The statistics for May were the highest the trust has seen for some time and bring it close to the 95 per cent national standard, which it has not met since 2015.
It was a major improvement from the trust’s performance of 73.6 per cent in April and 63.7 per cent in March, which was the lowest score in England that month.
The trust - like others across the country - struggled as winter pressures did not ease in the spring.
More patients being admitted to the hospital, especially those over the age of 75, has previously been cited as one of the reasons for increased waiting times.
The improved performance comes after steps by the trust to tackle the problem, including last year turning Christopher Home into a primary care centre to treat some patients.
But it also came during a month when around 900 estates and facilities staff went on strike for two days to protest against a planned transfer of their jobs to subsidiary firm WWL Solutions, with employees drafted in from elsewhere.
A trust spokesman said: “Wrightington, Wigan And Leigh NHS Foundation Trust is extremely pleased to have seen such an improvement in our A&E performance for May.
“To reach 93.7 per cent is a massive achievement and is due to the hard work and commitment of our staff, not just in the A&E department but across the organisation as a whole.
“We hope that by continuing to work with our partners within the Wigan urgent and emergency care system, our A&E performance will remain consistently high by ensuring that our patients are treated in the most appropriate setting.

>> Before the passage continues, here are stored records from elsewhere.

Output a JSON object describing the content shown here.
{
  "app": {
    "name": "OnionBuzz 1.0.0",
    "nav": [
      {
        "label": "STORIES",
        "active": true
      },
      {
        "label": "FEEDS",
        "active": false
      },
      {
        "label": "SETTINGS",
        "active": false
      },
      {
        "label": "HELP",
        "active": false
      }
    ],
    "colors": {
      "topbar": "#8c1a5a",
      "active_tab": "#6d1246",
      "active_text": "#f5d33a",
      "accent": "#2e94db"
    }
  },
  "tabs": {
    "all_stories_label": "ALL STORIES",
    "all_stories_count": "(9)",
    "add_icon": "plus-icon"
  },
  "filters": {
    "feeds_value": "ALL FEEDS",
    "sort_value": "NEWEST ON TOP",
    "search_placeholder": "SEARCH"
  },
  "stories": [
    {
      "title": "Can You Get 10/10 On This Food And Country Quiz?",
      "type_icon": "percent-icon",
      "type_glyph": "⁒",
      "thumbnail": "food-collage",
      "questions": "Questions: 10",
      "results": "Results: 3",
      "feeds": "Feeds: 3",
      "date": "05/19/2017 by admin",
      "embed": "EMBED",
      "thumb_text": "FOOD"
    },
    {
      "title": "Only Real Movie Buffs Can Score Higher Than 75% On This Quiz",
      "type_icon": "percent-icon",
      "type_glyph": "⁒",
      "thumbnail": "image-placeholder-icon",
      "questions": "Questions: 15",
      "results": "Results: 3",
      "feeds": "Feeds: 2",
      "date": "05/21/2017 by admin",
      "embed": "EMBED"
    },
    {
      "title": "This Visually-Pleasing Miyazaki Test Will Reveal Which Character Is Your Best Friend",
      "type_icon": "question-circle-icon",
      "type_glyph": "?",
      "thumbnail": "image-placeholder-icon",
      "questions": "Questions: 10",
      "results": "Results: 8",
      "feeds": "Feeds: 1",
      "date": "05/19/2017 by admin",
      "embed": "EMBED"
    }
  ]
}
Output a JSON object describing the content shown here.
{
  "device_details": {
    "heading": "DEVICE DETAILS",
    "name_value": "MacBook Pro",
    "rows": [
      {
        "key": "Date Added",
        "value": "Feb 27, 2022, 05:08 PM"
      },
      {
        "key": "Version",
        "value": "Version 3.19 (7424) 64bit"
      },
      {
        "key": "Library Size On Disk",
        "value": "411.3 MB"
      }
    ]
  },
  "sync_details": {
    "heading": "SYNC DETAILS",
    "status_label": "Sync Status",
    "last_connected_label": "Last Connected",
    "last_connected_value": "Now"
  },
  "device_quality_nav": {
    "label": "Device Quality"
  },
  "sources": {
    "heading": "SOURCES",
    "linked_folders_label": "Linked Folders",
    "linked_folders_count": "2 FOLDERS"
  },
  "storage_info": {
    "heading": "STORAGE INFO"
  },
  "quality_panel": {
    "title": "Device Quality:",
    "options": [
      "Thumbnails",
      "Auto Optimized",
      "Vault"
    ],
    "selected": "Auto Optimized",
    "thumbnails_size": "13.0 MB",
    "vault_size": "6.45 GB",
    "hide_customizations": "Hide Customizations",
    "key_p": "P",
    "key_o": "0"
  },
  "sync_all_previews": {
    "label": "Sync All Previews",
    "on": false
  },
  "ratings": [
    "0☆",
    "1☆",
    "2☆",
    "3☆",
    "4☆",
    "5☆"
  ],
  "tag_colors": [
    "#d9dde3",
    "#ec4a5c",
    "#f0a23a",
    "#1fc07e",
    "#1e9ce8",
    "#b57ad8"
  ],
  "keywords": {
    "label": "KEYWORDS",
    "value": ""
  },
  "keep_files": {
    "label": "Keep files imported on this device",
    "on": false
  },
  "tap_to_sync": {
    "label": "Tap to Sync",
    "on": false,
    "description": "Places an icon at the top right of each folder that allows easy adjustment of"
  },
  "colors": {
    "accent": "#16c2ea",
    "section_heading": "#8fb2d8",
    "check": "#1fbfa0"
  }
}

“And with the introduction of the primary care and minor injuries unit, we continue to deflect patients from A&E who require treatment for minor illnesses and injuries.
“Whilst we have been experiencing recent good weather, we have not seen a drop in the number of attendances to our accident and emergency department over this period.”
The figures, which were published by NHS England yesterday, show 7,439 people went to Wigan’s A&E department in May, with 6,972 seen within four hours.
A further 748 people went to the walk-in centre in Leigh, with just two having to wait for longer than expected.
Hospital bosses have repeatedly urged people to seek treatment from sources other than A&E in recent months if possible, with the walk-in centre identified as one option.
There were 2,693 emergency admissions via A&E and 536 from other sources during May.
A total of 145 people had to wait more than four hours to be admitted after the decision to admit was made, but no-one waited for more than 12 hours, according to the data.